Rohingya children in Bangladesh wait for their turn to collect meals. Photo: AAP
This month marks one year since the start of what has been called "textbook ethnic cleansing" against the Rohingya in Myanmar, which forced 700,000 members of the minority group to flee into Bangladesh.
According to refugee advocacy groups, 12 months on, a resolution to the crisis is nowhere in sight.
Human Rights Watch Australia director Elaine Pearson told SBS News some Rohingya who have tried to return from the sprawling Bangladesh refugee camps back into Myanmar's Rakhine state have experienced further violence.
"Several Rohingya who have returned to Myanmar have actually faced torture. They've been rounded up on their return, detained, sentenced to prison terms, then eventually pardoned."
A new statement from Human Rights Watch details the cases of the returnees and says the group was "presented to visiting journalists [in June] in an attempt to show that they were treating Rohingya well and that it was safe to return.
Following the visit, the six fled to Bangladesh".
"The mistreatment reinforces the need for international protection, including United Nations monitors on the ground, before Rohingya will be able to return safely to Myanmar," it said.
What is Australia's involvement in the crisis?
Amnesty International Australia has used the first anniversary of the exodus to criticise the Australian government for its continued "support and assistance to the Myanmar military".
Australia will spend almost $400,000 in English classes and humanitarian training for members of the Myanmar military.
"That Australian taxpayers' money is going to support the perpetrators is unthinkable," said Diana Sayed, Amnesty International Australia's crisis campaigner.
"Cutting Australia's training support to the Myanmar military is the least the Australian government can do to stand up for the Rohingya people's rights."

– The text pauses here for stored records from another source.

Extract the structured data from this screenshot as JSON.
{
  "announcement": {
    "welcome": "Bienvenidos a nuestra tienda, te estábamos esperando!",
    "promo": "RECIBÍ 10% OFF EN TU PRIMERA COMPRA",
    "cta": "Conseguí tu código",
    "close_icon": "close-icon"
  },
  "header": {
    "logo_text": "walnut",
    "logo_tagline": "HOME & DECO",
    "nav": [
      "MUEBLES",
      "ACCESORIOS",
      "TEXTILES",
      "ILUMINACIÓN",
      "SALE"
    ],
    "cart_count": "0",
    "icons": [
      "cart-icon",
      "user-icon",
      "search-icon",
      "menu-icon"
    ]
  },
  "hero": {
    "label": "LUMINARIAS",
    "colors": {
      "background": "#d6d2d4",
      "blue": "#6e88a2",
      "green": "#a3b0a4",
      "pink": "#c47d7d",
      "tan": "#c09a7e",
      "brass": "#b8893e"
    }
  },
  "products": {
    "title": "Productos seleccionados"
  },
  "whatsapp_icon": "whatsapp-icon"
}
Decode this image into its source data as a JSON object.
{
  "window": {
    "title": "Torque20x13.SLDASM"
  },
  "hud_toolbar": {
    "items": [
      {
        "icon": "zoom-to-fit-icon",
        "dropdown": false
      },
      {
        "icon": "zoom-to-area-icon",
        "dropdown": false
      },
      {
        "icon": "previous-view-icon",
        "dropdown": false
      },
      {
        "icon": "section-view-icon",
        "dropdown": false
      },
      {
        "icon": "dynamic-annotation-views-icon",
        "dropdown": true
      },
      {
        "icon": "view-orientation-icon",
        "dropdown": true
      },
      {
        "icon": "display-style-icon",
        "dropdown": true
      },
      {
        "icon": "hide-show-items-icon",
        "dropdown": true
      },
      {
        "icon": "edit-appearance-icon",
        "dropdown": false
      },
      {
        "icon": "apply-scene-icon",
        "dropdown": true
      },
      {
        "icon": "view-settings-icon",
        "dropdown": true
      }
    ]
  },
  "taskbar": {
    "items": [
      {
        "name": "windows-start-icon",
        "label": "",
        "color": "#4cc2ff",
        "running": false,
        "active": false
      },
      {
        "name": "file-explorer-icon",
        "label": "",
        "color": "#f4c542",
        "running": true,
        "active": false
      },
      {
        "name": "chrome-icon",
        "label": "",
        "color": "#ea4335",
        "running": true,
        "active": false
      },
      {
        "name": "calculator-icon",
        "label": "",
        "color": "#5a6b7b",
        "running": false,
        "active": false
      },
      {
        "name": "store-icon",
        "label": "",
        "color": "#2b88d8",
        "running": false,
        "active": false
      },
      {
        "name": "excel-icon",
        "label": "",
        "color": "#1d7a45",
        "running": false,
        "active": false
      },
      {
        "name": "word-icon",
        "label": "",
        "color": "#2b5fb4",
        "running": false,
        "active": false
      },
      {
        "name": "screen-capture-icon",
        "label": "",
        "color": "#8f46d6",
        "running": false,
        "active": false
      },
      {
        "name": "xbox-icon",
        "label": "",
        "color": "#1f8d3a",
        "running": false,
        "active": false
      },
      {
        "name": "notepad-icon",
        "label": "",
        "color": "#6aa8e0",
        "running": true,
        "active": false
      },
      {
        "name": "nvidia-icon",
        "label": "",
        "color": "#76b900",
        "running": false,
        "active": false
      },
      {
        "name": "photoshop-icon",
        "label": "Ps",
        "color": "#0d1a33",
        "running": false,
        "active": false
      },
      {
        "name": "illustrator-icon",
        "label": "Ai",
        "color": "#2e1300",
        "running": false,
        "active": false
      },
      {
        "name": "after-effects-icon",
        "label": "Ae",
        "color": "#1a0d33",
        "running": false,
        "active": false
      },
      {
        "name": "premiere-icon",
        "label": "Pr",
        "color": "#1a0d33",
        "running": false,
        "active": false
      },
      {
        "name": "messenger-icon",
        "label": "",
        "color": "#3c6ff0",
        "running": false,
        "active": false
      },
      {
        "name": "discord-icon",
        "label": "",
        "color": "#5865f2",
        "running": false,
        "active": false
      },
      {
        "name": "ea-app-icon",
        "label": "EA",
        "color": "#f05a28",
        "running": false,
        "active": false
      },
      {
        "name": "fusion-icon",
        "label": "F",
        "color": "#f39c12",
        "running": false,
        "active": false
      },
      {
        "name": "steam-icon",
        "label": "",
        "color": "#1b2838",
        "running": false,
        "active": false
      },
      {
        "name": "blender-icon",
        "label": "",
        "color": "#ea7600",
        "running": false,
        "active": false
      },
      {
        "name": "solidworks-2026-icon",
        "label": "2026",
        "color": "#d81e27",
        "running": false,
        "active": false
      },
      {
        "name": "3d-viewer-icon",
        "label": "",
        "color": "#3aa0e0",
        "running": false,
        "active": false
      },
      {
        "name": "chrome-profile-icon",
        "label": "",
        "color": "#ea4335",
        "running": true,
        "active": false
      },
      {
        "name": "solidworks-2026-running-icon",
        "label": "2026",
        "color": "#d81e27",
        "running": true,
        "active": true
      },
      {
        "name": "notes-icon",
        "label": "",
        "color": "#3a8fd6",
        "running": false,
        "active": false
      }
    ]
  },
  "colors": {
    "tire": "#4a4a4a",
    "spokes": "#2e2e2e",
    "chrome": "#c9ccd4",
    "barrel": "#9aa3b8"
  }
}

Julie Bishop, then-minister for foreign affairs, said in October 2017 "the Australian Government condemns the ongoing violence in Rakhine State. We continue to call for the protection of civilians and the unfettered access for humanitarian workers".
In April then-prime minister Malcolm Turnbull met his Bangladeshi counterpart to discuss the crisis and promised $15 million of humanitarian assistance in this year's budget.
"This additional funding will provide food to more than 700,000 people in Cox’s Bazar," he said.
"It will also support child protection services, and counselling and medical services for women and girls who have survived sexual and gender-based violence."
'Crimes against humanity'
The Rohingya Muslims, a persecuted minority, are seen as illegal immigrants by the Myanmar government in a country with a 90 per cent Buddhist population.
Since the military-drafted 1982 Citizenship Law, the Rohingya are not officially recognised by Myanmar authorities and the stateless people have faced military crackdowns since the mid-1970s.
On 25 August 2017, a group of Rohingya militants carried out deadly attacks against a small number of Myanmar forces in Rakhine state.
The Myanmar military responded with a widespread crackdown against nearly all the Rohingya population in the area.
Human Rights Watch claims the atrocities committed by the Myanmar military during the operation "include mass killings, sexual violence, and widespread arson, amount[ing] to crimes against humanity".
The top United Nations human rights official Zeid Ra’ad Al Hussein called it "textbook ethnic cleansing" in a speech in September 2017.
Stranded in Bangladesh
Around 700,000 Rohingya fled into Bangladesh and now live in refugee camps. Most are crowded into makeshift bamboo houses with only plastic sheets to protect them from the elements.
SBS News spoke to Donald Kazungu of Medecines San Frontieres (MSF) in Bangladesh, who was especially worried about the mental health of many of the refugees.
"The mental health problem is exacerbated by various factors; the fear for their security, and all this uncertainty of being unrecognised by both sides," he said.
MSF said it had provided more than 650,000 medical consultations in its 19 health facilities in the camps, but it is not enough.
"No single organisation can provide holistic care. There's still a lot of work to do as we continue with the current services and try to do more. It's good to tell the world there's still so much to do for Rohingya people," he said.
A local perspective
Yunus is a Rohingya man who now lives in Melbourne. He left northern Rakhine state eight years ago and told SBS News he suffered at the hands of Myanmar's military.
"Sometimes they ask for money and if you don't have, they beat you and they kick you, they are doing like this for many years," he said.
Yunus's mother convinced him to leave but she stayed behind. Now she, along with several other family members, remain stuck in Bangladesh.
"I'm worried because they have to sleep on the floor, there is cold weather, now it 's rainy season, monsoon, they can't go anywhere, they can't do anything."
He and his family are now the subject of world-first live Instagram documentary She Called Me Red.
A deal was signed between Bangladesh and Myanmar last November and another between the UN and Myanmar in July. They were supposed to safeguard the return of hundreds of thousands of refugees but the UN has refused to comment on details of the deal.
For both Yunus and the hundreds of thousands of Rohingya in Bangladesh, the future remains as uncertain as ever.